Records excerpted from a collection
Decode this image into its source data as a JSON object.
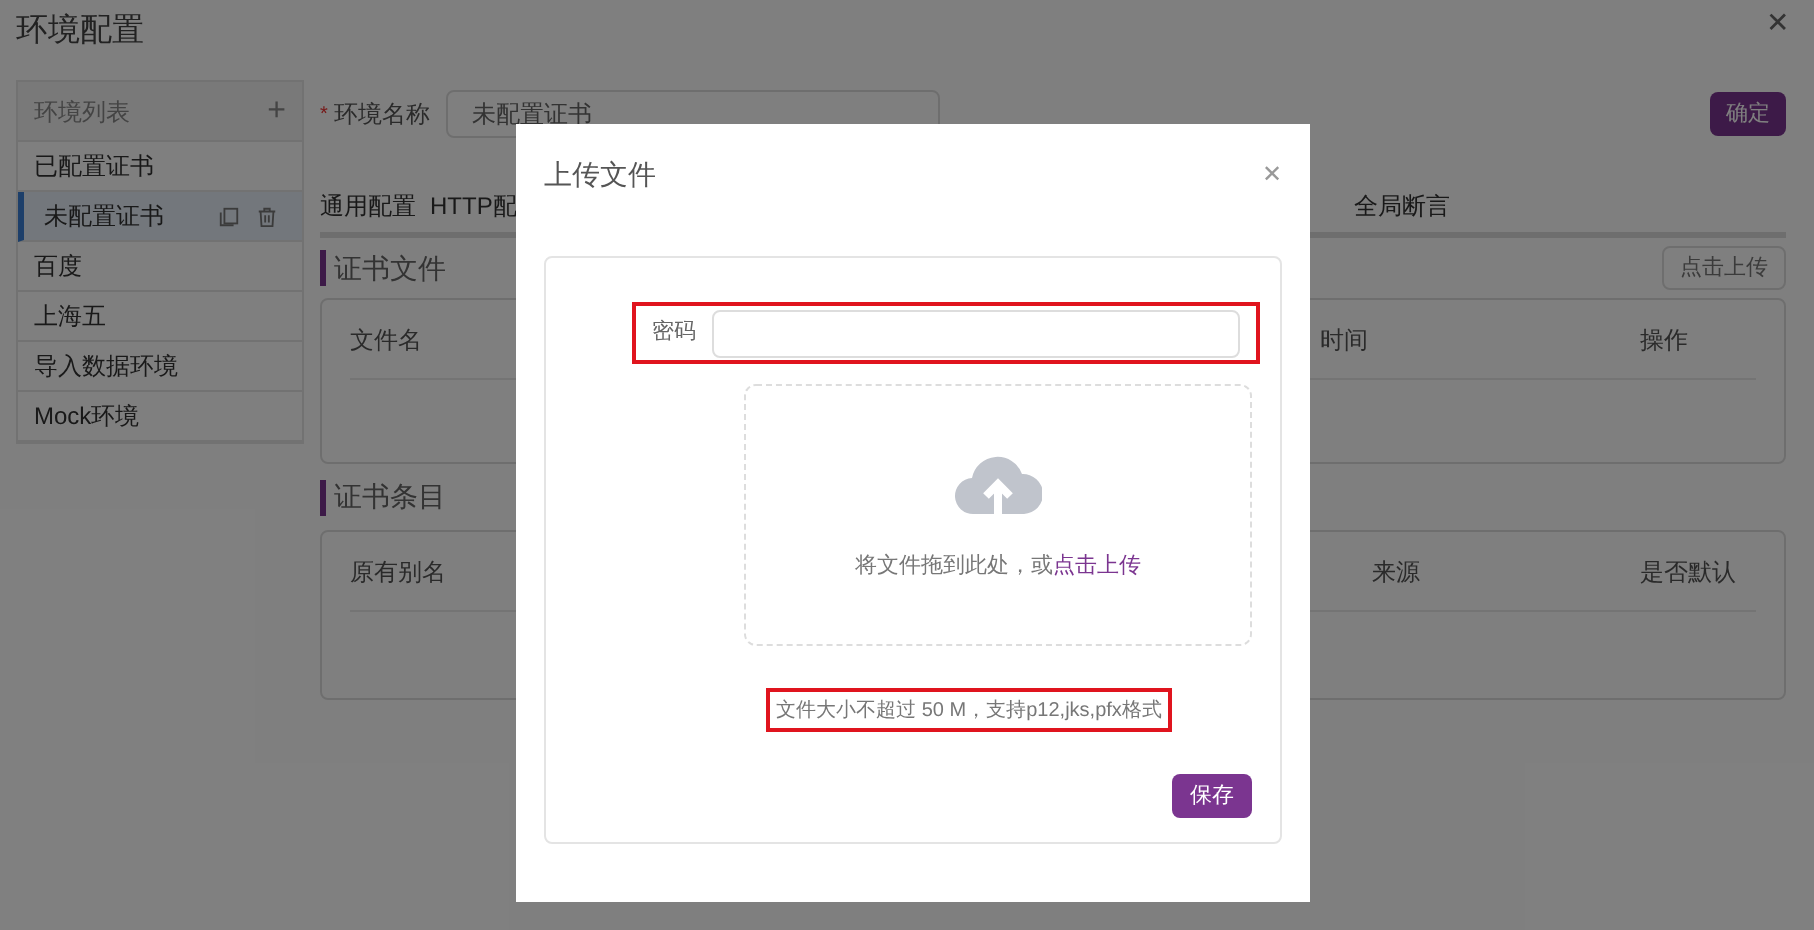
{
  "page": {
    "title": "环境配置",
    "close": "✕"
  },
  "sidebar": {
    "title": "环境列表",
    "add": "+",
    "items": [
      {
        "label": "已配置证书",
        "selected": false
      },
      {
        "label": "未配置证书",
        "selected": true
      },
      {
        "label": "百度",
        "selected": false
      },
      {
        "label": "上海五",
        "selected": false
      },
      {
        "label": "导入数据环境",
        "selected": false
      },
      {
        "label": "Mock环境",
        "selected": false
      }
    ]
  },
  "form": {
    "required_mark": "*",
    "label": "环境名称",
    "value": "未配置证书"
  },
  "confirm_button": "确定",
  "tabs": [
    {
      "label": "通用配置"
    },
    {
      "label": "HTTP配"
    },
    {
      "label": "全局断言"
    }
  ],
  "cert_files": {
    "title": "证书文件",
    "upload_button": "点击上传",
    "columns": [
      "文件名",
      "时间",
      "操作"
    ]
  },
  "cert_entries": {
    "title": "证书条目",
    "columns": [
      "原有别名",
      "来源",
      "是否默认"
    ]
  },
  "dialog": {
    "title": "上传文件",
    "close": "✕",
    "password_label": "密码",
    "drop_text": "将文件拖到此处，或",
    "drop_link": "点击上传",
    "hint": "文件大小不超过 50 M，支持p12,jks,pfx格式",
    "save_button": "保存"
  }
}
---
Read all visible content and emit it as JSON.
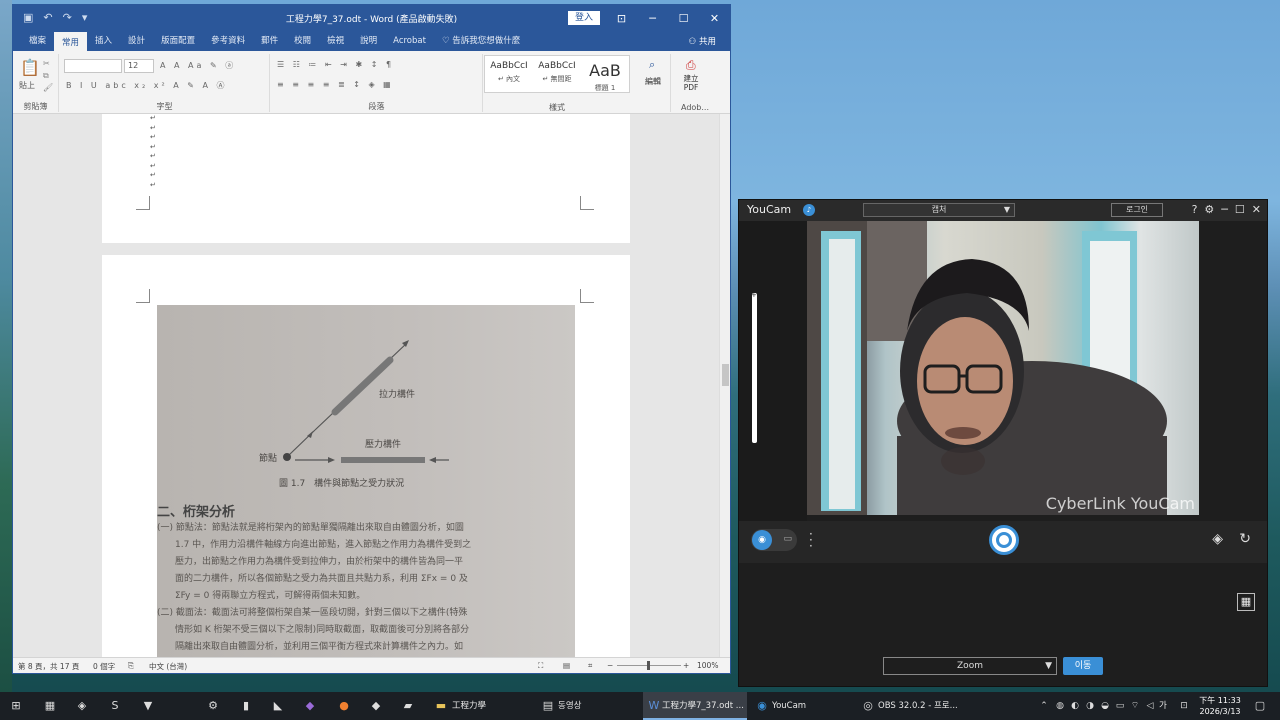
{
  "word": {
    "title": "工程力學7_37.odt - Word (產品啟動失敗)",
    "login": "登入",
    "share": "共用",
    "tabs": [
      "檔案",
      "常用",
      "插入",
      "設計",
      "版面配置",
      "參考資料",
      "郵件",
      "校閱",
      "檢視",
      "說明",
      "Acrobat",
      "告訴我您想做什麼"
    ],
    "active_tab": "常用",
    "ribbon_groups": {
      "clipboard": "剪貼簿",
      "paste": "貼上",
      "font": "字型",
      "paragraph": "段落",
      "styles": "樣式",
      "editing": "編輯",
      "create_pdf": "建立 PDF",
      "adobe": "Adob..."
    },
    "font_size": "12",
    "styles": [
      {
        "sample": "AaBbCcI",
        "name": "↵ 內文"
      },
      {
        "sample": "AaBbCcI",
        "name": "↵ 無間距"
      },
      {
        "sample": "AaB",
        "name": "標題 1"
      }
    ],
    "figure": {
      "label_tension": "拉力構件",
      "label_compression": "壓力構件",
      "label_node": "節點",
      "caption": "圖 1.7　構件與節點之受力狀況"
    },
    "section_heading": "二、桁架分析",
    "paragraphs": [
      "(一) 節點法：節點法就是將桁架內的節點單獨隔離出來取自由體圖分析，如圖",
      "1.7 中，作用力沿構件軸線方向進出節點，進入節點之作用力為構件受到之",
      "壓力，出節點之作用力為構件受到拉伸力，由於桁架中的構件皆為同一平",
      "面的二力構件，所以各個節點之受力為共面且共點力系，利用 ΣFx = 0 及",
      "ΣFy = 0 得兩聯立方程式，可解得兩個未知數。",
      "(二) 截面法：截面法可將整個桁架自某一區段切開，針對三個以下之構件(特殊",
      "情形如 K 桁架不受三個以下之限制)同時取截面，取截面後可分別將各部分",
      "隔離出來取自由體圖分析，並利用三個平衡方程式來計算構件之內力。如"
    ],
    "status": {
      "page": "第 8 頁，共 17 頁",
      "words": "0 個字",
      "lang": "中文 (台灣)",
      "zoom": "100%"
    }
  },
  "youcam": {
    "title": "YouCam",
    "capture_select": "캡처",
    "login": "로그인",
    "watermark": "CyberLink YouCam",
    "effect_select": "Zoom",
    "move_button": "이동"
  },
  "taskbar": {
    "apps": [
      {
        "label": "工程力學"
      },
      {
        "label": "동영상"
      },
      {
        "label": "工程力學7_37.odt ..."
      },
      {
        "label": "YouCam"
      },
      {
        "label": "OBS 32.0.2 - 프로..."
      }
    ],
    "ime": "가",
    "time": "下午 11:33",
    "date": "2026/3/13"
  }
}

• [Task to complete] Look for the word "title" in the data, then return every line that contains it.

• [Exercise answer]
    "title": "环境配置",
    "title": "环境列表",
    "title": "证书文件",
    "title": "证书条目",
    "title": "上传文件",
    "title": "工程力學7_37.odt - Word (產品啟動失敗)",
    "title": "YouCam",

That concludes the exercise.